**SUPPLIED DATA:**
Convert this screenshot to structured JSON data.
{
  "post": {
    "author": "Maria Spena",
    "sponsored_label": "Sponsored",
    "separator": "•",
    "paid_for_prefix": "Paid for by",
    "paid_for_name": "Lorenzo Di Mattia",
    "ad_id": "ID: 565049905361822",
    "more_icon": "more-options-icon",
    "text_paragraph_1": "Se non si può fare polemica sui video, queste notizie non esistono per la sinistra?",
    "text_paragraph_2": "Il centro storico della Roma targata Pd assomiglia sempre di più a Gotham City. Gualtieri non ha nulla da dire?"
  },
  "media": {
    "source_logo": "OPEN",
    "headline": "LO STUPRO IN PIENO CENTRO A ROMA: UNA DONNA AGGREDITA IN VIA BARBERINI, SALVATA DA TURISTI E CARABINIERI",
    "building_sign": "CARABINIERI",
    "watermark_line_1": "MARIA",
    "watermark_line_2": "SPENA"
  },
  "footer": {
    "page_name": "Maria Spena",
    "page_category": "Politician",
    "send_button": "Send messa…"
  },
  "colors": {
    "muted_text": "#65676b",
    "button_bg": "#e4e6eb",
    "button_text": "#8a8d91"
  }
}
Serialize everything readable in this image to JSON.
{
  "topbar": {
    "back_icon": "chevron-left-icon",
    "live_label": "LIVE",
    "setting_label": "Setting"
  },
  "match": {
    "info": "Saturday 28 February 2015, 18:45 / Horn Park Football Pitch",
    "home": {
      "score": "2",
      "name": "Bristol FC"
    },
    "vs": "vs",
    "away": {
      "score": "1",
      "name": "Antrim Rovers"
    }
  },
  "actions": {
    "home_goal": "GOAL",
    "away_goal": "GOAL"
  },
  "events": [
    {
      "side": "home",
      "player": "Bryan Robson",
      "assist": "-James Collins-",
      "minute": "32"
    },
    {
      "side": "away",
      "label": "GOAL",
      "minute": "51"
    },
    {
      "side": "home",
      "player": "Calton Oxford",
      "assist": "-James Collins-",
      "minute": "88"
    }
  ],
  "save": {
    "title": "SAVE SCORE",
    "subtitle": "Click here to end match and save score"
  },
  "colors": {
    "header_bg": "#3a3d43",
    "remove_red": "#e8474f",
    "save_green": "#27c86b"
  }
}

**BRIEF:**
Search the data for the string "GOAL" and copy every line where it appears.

**OUTPUT FOR THIS TASK:**
    "home_goal": "GOAL",
    "away_goal": "GOAL"
      "label": "GOAL",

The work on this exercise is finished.